The flexors of the wrist and fingers are used every time a dumbbell is curled, a treadmill bar is grasped, a smartphone is held and so much more. Of the dozens of muscles that orchestrate these movements, there are five muscles in the anterior forearm working together to facilitate wrist and finger flexion. Here is a breakdown of forearm flexor anatomy in a list and further down you can find them on yourself using this hands-on video.
Flexor Carpi Radialis (FCR)
Palmaris Longus (PL)
Flexor Carpi Ulnaris (FCU)
Flexor Digitorum Superficialis (FDS)
Flexor Digitorum Profundus (FDP)
There’s a lot of words in each of these names, until we break them down. Carpi means wrist and digi means fingers. Flexor speaks for the action, ulnaris and radialis refer to the bones and then there’s just a few words left. Identifying where these muscles are enhances body awareness. When you know where these muscles attach you can exercise them more effectively, rest them when overtired and massage the muscle bellies for relaxation.
Where are the wrist and finger flexors located?
The wrist and finger flexors are located on the anterior forearm. They all originate on the medial side of the arm and insert out into the wrist and fingers. Supinating the forearm will bring them facing up so you can begin to explore.
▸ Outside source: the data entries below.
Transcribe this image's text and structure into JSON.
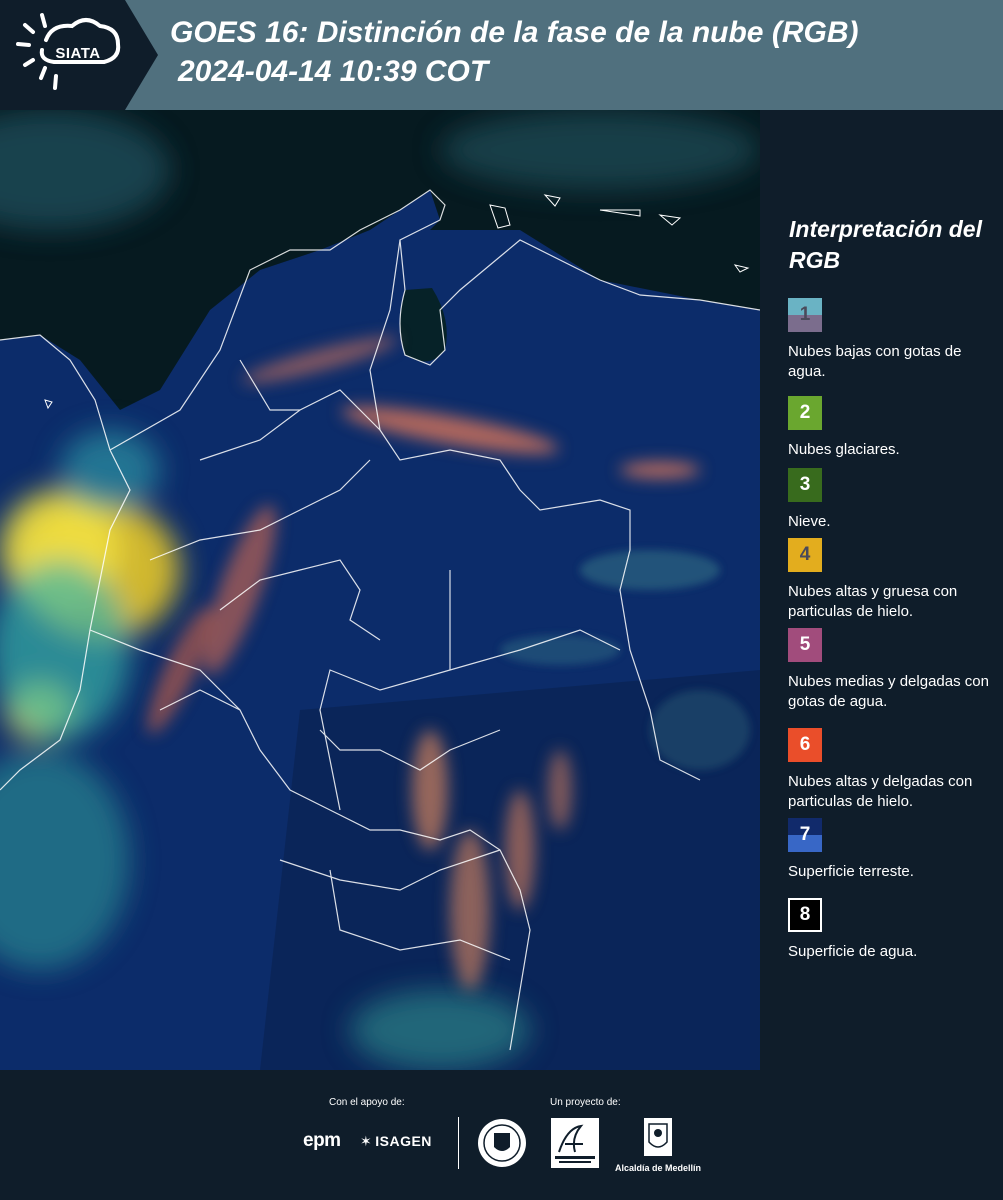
{
  "header": {
    "logo": "SIATA",
    "title_line1": "GOES 16: Distinción de la fase de la nube (RGB)",
    "title_line2": "2024-04-14 10:39 COT"
  },
  "map": {
    "type": "satellite-rgb-cloud-phase",
    "region": "Colombia",
    "boundary_color": "#ffffff",
    "ocean_color": "#061a20",
    "land_color": "#0c2c6a"
  },
  "legend": {
    "title": "Interpretación del RGB",
    "items": [
      {
        "num": "1",
        "top_color": "#6ab3c4",
        "bottom_color": "#7b6d8d",
        "num_color": "#4a4a5a",
        "label": "Nubes bajas con gotas de agua."
      },
      {
        "num": "2",
        "color": "#6aa72f",
        "num_color": "#ffffff",
        "label": "Nubes glaciares."
      },
      {
        "num": "3",
        "color": "#386b1d",
        "num_color": "#ffffff",
        "label": "Nieve."
      },
      {
        "num": "4",
        "color": "#e3ad1e",
        "num_color": "#4a4a5a",
        "label": "Nubes altas y gruesa con particulas de hielo."
      },
      {
        "num": "5",
        "color": "#a14c7c",
        "num_color": "#ffffff",
        "label": "Nubes medias y delgadas con gotas de agua."
      },
      {
        "num": "6",
        "color": "#ea4e2a",
        "num_color": "#ffffff",
        "label": "Nubes altas y delgadas con particulas de hielo."
      },
      {
        "num": "7",
        "top_color": "#112a6b",
        "bottom_color": "#3867c6",
        "num_color": "#ffffff",
        "label": "Superficie terreste."
      },
      {
        "num": "8",
        "color": "#000000",
        "num_color": "#ffffff",
        "border": "#ffffff",
        "label": "Superficie de agua."
      }
    ]
  },
  "footer": {
    "support_label": "Con el apoyo de:",
    "project_label": "Un proyecto de:",
    "epm_logo": "epm",
    "isagen_logo": "ISAGEN",
    "area_logo": "Área METROPOLITANA Valle de Aburrá",
    "alcaldia": "Alcaldía de Medellín"
  }
}
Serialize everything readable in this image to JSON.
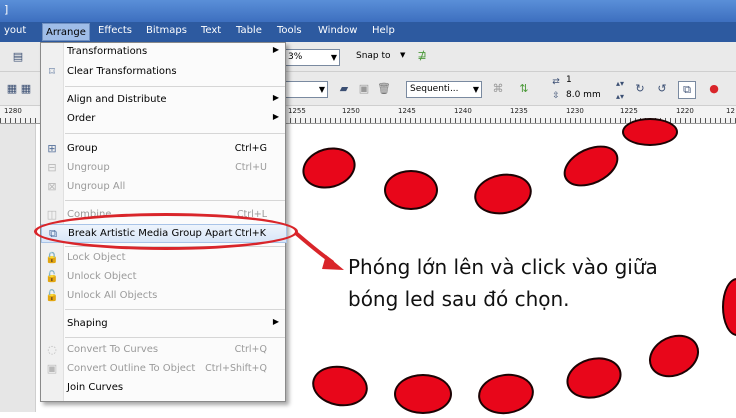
{
  "menubar": {
    "items": [
      {
        "label": "yout"
      },
      {
        "label": "Arrange"
      },
      {
        "label": "Effects"
      },
      {
        "label": "Bitmaps"
      },
      {
        "label": "Text"
      },
      {
        "label": "Table"
      },
      {
        "label": "Tools"
      },
      {
        "label": "Window"
      },
      {
        "label": "Help"
      }
    ]
  },
  "toolbar1": {
    "zoom_value": "3%",
    "snap_to_label": "Snap to"
  },
  "toolbar2": {
    "sequence_value": "Sequenti...",
    "nudge_value": "1",
    "size_value": "8.0 mm"
  },
  "ruler": {
    "labels": [
      "1280",
      "1255",
      "1250",
      "1245",
      "1240",
      "1235",
      "1230",
      "1225",
      "1220",
      "12"
    ]
  },
  "arrange_menu": {
    "items": [
      {
        "label": "Transformations",
        "shortcut": "",
        "submenu": true,
        "enabled": true,
        "icon": ""
      },
      {
        "label": "Clear Transformations",
        "shortcut": "",
        "submenu": false,
        "enabled": true,
        "icon": "clear-transform-icon"
      },
      {
        "label": "Align and Distribute",
        "shortcut": "",
        "submenu": true,
        "enabled": true,
        "icon": ""
      },
      {
        "label": "Order",
        "shortcut": "",
        "submenu": true,
        "enabled": true,
        "icon": ""
      },
      {
        "label": "Group",
        "shortcut": "Ctrl+G",
        "submenu": false,
        "enabled": true,
        "icon": "group-icon"
      },
      {
        "label": "Ungroup",
        "shortcut": "Ctrl+U",
        "submenu": false,
        "enabled": false,
        "icon": "ungroup-icon"
      },
      {
        "label": "Ungroup All",
        "shortcut": "",
        "submenu": false,
        "enabled": false,
        "icon": "ungroup-all-icon"
      },
      {
        "label": "Combine",
        "shortcut": "Ctrl+L",
        "submenu": false,
        "enabled": false,
        "icon": "combine-icon"
      },
      {
        "label": "Break Artistic Media Group Apart",
        "shortcut": "Ctrl+K",
        "submenu": false,
        "enabled": true,
        "icon": "break-apart-icon"
      },
      {
        "label": "Lock Object",
        "shortcut": "",
        "submenu": false,
        "enabled": false,
        "icon": "lock-icon"
      },
      {
        "label": "Unlock Object",
        "shortcut": "",
        "submenu": false,
        "enabled": false,
        "icon": "unlock-icon"
      },
      {
        "label": "Unlock All Objects",
        "shortcut": "",
        "submenu": false,
        "enabled": false,
        "icon": "unlock-all-icon"
      },
      {
        "label": "Shaping",
        "shortcut": "",
        "submenu": true,
        "enabled": true,
        "icon": ""
      },
      {
        "label": "Convert To Curves",
        "shortcut": "Ctrl+Q",
        "submenu": false,
        "enabled": false,
        "icon": "convert-curves-icon"
      },
      {
        "label": "Convert Outline To Object",
        "shortcut": "Ctrl+Shift+Q",
        "submenu": false,
        "enabled": false,
        "icon": "convert-outline-icon"
      },
      {
        "label": "Join Curves",
        "shortcut": "",
        "submenu": false,
        "enabled": true,
        "icon": ""
      }
    ]
  },
  "annotation": {
    "line1": "Phóng lớn lên và click vào giữa",
    "line2": "bóng led sau đó chọn.",
    "highlight_color": "#d9252a"
  },
  "colors": {
    "led_fill": "#e8061a",
    "menubar": "#2d5aa0",
    "titlebar": "#4a7fcc"
  }
}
Start by palpating the medial epicondyle of the humerus, this is where all of these muscles except for FDP attach. The medial epicondyle is located at the medial side of the elbow flexor crease. It protrudes out toward the body, whereas the lateral epicondyle of the forearm extensors protrudes out away from the body.
Here are the specific attachments:
Flexor Carpi Radialis – medial epicondyle to bases of 2nd & 3rd metacarpals
Palmaris Longus – medial epicondyle to flexor retinaculum & palmar aponeurosis
Flexor Carpi Ulnaris – medial epicondyle & posterior proximal 2/3 of ulna to pisiform, hook of hamate & base of 5th metacarpal
Flexor Digitorum Superficialis – medial epicondyle, ulnar collateral ligament, coronoid of ulna, interosseous membrane & proximal shaft of radius to sides of middle phalanges of 2-5 fingers
Flexor Digitorum Profundus – anterior & medial surfaces of proximal 3/4 of ulna to bases of distal phalanges, palmar surface of 2-5 fingers
Now, that’s a lot of nitty-gritty words right there. So, check out this video to get away from the lingo and into the actual forearm. Grab some washable markers before you hit play.
When you’re done coloring, snap a photo and post it in our anatomy group.
Forearm Flexor Exercises
As with all muscles, moving the attachments of a muscle closer to each other shortens the muscle. Add resistance and you will get a contraction. Any time the wrist is flexed by bringing the palm of the hand closer to the forearm these muscles are contracting. Even when the wrist is being held in neutral, as it is during bicep curls, you will be engaging the flexors.
The FDS and FDP attach out to the fingers, so they also work when the fingers are flexing. The palmaris contracts in actions such as grabbing a tennis ball, when the palm makes a cup shape. All of these muscles factor into grip strength.
Wrist Flexor Exercises:
Squeezing a tennis ball
How do you loosen short forearm muscles?
To stretch the flexors of the wrist and fingers, bring the attachment sites away from one another, into wrist extension (extend your arm and put your palm out as if to say “stop”). Be gentle with this stretch because there are nerves and vessels running through the carpal tunnel that can get squeezed too hard.
Hand and forearm massage is a great way to relax these muscles and enhance blood flow for recovery and repair as well. It’s one area of the body that a person can massage on their own fairly easily, which is why teaching a client where these muscles are is helpful. Encourage your clients to massage their forearms and hands in the evening before bed. It’s a great alternative to screen time before sleep and will help them reduce stress and relax.
Learning about muscles enhances the mind-body connection and expands understanding about the fascinating body we all get to live in. Happy exploring!